“Kaya ang gagawin ko ngayon…ipapa-bid ko. Ang daming lupa nun eh. Kung sinong may kailangan, kunin niyo lahat dito [What I will do is bid that out to whoever needs it],” he added.
The construction of the Japan International Cooperation Agency (JICA)-funded Metro Manila Subway started in February, which signaled the beginning of preparation works for the 36-kilometer underground railway system.
The subway will have 15 stations from Quirino Highway to Bicutan, with an optional extension from Lawton West to the Ninoy Aquino International Airport (NAIA).
The first phase of the project will be built by Japanese consortium Shimizu Joint Venture (Shimizu Corp., Fujita Corp., Takenaka Civil Engineering Co., Ltd. and EEI Corp.), which the DoTr signed a P51-billion contract with in February. The contract also involves the construction of the subway’s depot and the Philippine Railways Institute.
Five more contracts for the subway project are expected to be bid out and awarded by middle of next year.

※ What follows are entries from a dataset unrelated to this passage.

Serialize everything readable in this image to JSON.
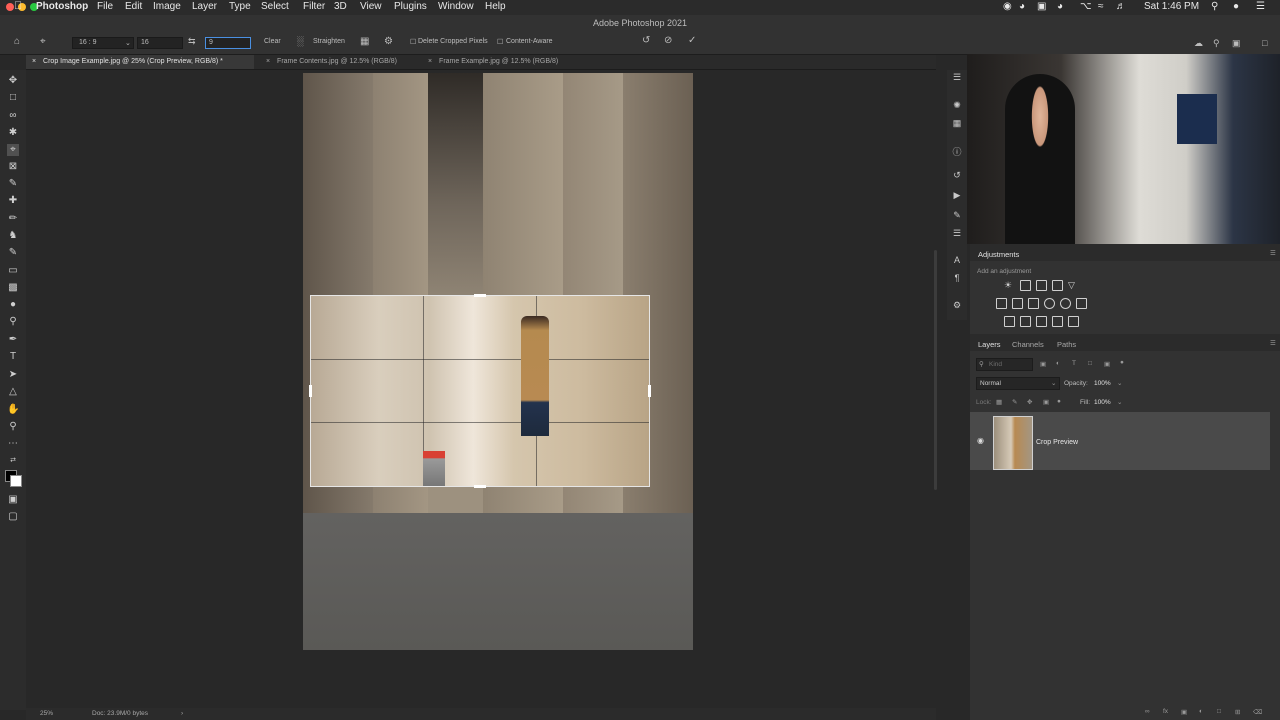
{
  "menubar": {
    "app": "Photoshop",
    "items": [
      "File",
      "Edit",
      "Image",
      "Layer",
      "Type",
      "Select",
      "Filter",
      "3D",
      "View",
      "Plugins",
      "Window",
      "Help"
    ],
    "clock": "Sat 1:46 PM"
  },
  "window_title": "Adobe Photoshop 2021",
  "options": {
    "ratio_label": "16 : 9",
    "width_value": "16",
    "height_value": "9",
    "clear": "Clear",
    "straighten": "Straighten",
    "delete_cropped": "Delete Cropped Pixels",
    "content_aware": "Content-Aware"
  },
  "tabs": [
    {
      "label": "Crop Image Example.jpg @ 25% (Crop Preview, RGB/8) *"
    },
    {
      "label": "Frame Contents.jpg @ 12.5% (RGB/8)"
    },
    {
      "label": "Frame Example.jpg @ 12.5% (RGB/8)"
    }
  ],
  "adjustments": {
    "title": "Adjustments",
    "subtitle": "Add an adjustment"
  },
  "layers_panel": {
    "tabs": [
      "Layers",
      "Channels",
      "Paths"
    ],
    "kind_placeholder": "Kind",
    "blend_mode": "Normal",
    "opacity_label": "Opacity:",
    "opacity_value": "100%",
    "lock_label": "Lock:",
    "fill_label": "Fill:",
    "fill_value": "100%",
    "layer_name": "Crop Preview"
  },
  "status": {
    "zoom": "25%",
    "doc": "Doc: 23.9M/0 bytes"
  },
  "colors": {
    "accent": "#4a90e2",
    "crop_frame": "#e6e6e6"
  }
}
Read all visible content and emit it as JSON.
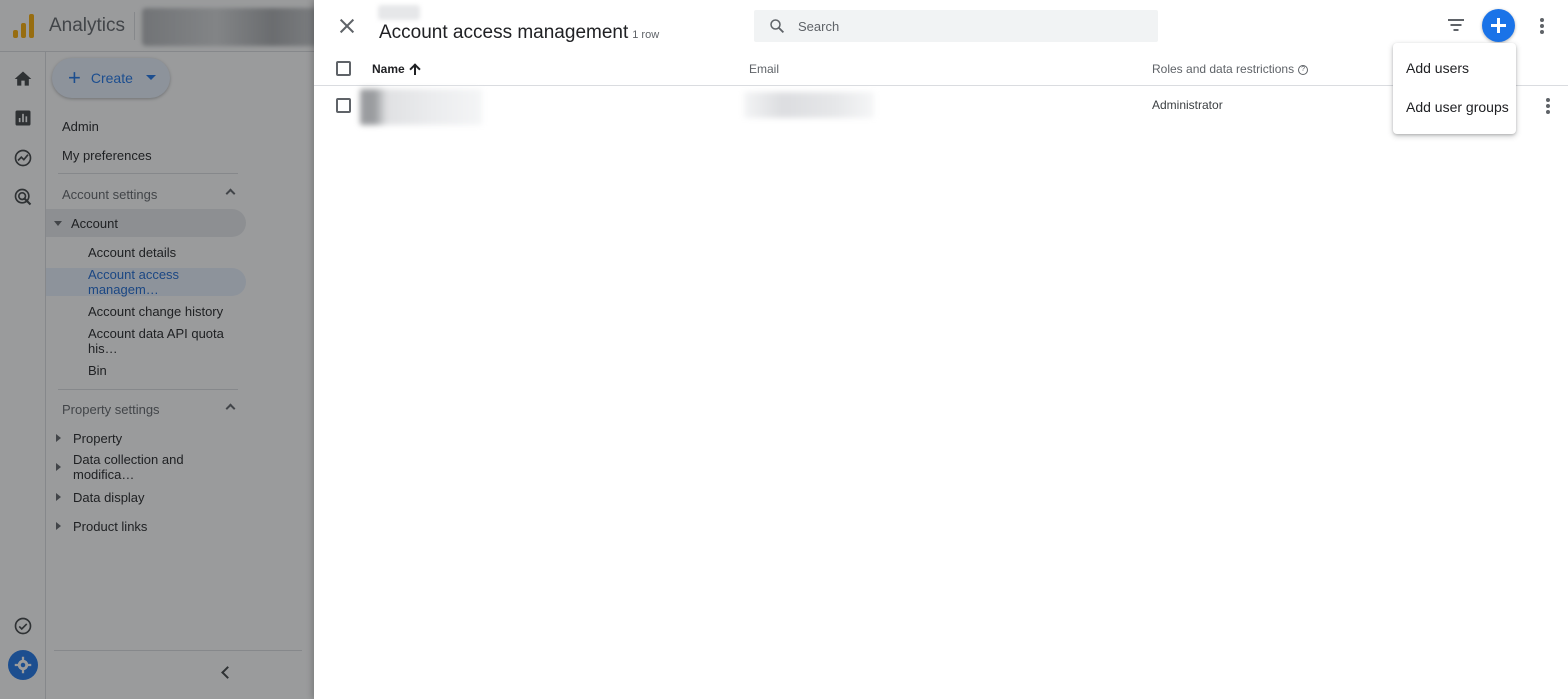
{
  "app": {
    "title": "Analytics"
  },
  "nav": {
    "create_label": "Create",
    "admin": "Admin",
    "my_preferences": "My preferences",
    "account_settings": {
      "title": "Account settings",
      "group": "Account",
      "items": [
        "Account details",
        "Account access managem…",
        "Account change history",
        "Account data API quota his…",
        "Bin"
      ]
    },
    "property_settings": {
      "title": "Property settings",
      "items": [
        "Property",
        "Data collection and modifica…",
        "Data display",
        "Product links"
      ]
    }
  },
  "panel": {
    "title": "Account access management",
    "count": "1 row",
    "search_placeholder": "Search",
    "columns": {
      "name": "Name",
      "email": "Email",
      "roles": "Roles and data restrictions"
    },
    "rows": [
      {
        "role": "Administrator"
      }
    ]
  },
  "menu": {
    "items": [
      "Add users",
      "Add user groups"
    ]
  },
  "colors": {
    "accent": "#1a73e8",
    "logo": "#f9ab00",
    "selected_bg": "#e8f0fe"
  }
}
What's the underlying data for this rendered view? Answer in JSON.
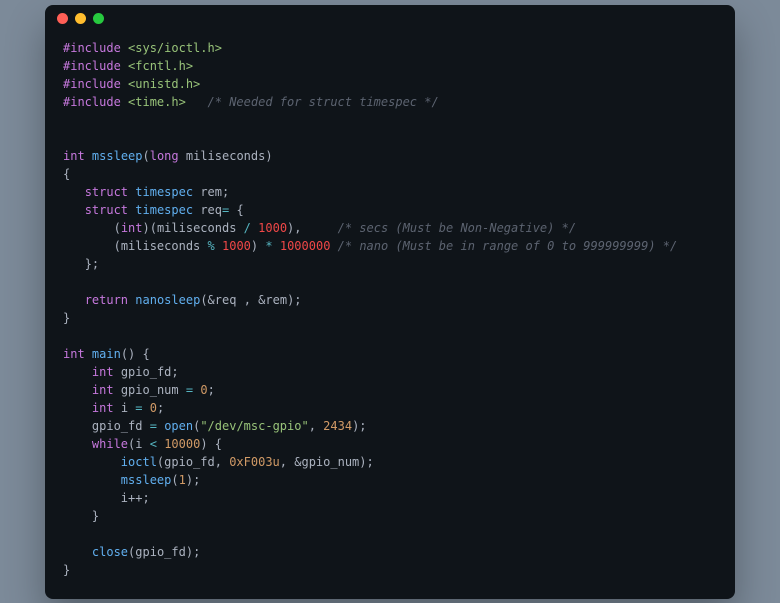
{
  "includes": [
    {
      "header": "<sys/ioctl.h>"
    },
    {
      "header": "<fcntl.h>"
    },
    {
      "header": "<unistd.h>"
    },
    {
      "header": "<time.h>",
      "comment": "/* Needed for struct timespec */"
    }
  ],
  "directive": "#include",
  "func1": {
    "ret": "int",
    "name": "mssleep",
    "param_type": "long",
    "param_name": "miliseconds",
    "struct_kw": "struct",
    "ts_type": "timespec",
    "rem_var": "rem",
    "req_var": "req",
    "cast_int": "int",
    "div_op": "/",
    "mod_op": "%",
    "mul_op": "*",
    "lit1000a": "1000",
    "lit1000b": "1000",
    "lit_million": "1000000",
    "cmt_secs": "/* secs (Must be Non-Negative) */",
    "cmt_nano": "/* nano (Must be in range of 0 to 999999999) */",
    "return_kw": "return",
    "nanosleep": "nanosleep",
    "amp_req": "&req",
    "amp_rem": "&rem"
  },
  "main": {
    "ret": "int",
    "name": "main",
    "int_kw": "int",
    "gpio_fd": "gpio_fd",
    "gpio_num": "gpio_num",
    "eq0": "0",
    "i_var": "i",
    "i_init": "0",
    "open_fn": "open",
    "dev_path": "\"/dev/msc-gpio\"",
    "open_mode": "2434",
    "while_kw": "while",
    "lt_op": "<",
    "limit": "10000",
    "ioctl_fn": "ioctl",
    "ioctl_hex": "0xF003u",
    "amp_gpio_num": "&gpio_num",
    "mssleep_fn": "mssleep",
    "mssleep_arg": "1",
    "ipp": "i++",
    "close_fn": "close"
  }
}
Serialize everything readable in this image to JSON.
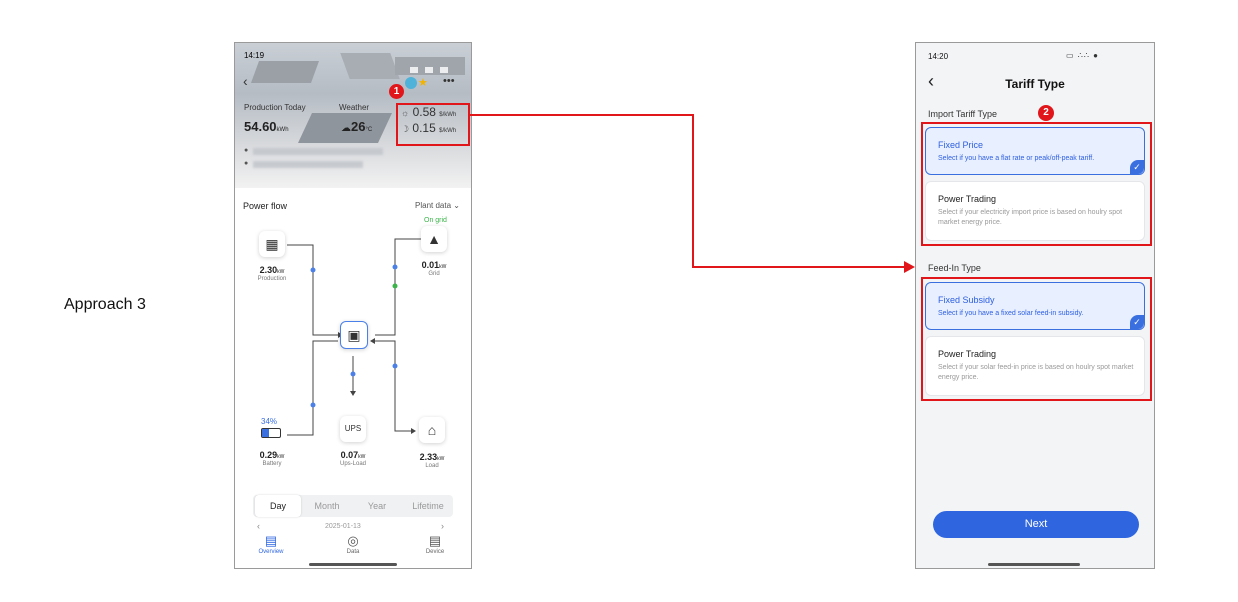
{
  "approach_label": "Approach 3",
  "left_screen": {
    "status_time": "14:19",
    "production_label": "Production Today",
    "production_value": "54.60",
    "production_unit": "kWh",
    "weather_label": "Weather",
    "weather_value": "26",
    "weather_unit": "°C",
    "price_peak": "0.58",
    "price_offpeak": "0.15",
    "price_unit": "$/kWh",
    "badge_number": "1",
    "power_flow_title": "Power flow",
    "plant_data_label": "Plant data",
    "on_grid_label": "On grid",
    "nodes": {
      "production": {
        "value": "2.30",
        "unit": "kW",
        "label": "Production"
      },
      "grid": {
        "value": "0.01",
        "unit": "kW",
        "label": "Grid"
      },
      "battery": {
        "percent": "34%",
        "value": "0.29",
        "unit": "kW",
        "label": "Battery"
      },
      "ups": {
        "value": "0.07",
        "unit": "kW",
        "label": "Ups-Load"
      },
      "load": {
        "value": "2.33",
        "unit": "kW",
        "label": "Load"
      }
    },
    "period_tabs": [
      "Day",
      "Month",
      "Year",
      "Lifetime"
    ],
    "active_tab": "Day",
    "date_text": "2025-01-13",
    "bottom_nav": [
      "Overview",
      "Data",
      "Device"
    ]
  },
  "right_screen": {
    "status_time": "14:20",
    "title": "Tariff Type",
    "badge_number": "2",
    "import_section": "Import Tariff Type",
    "import_options": [
      {
        "title": "Fixed Price",
        "desc": "Select if you have a flat rate or peak/off-peak tariff.",
        "selected": true
      },
      {
        "title": "Power Trading",
        "desc": "Select if your electricity import price is based on houlry spot market energy price.",
        "selected": false
      }
    ],
    "feedin_section": "Feed-In Type",
    "feedin_options": [
      {
        "title": "Fixed Subsidy",
        "desc": "Select if you have a fixed solar feed-in subsidy.",
        "selected": true
      },
      {
        "title": "Power Trading",
        "desc": "Select if your solar feed-in price is based on houlry spot market energy price.",
        "selected": false
      }
    ],
    "next_label": "Next"
  },
  "colors": {
    "highlight": "#e0161b",
    "accent": "#2f66e0",
    "on_grid": "#3bb54a"
  }
}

The underground train line is scheduled to be partially operational by 2022, and to be fully operational by 2025.
Upon partial operations, around 100,000 daily passengers are expected to benefit from the project, and some 370,000 daily passengers by its full completion. — Denise A. Valdez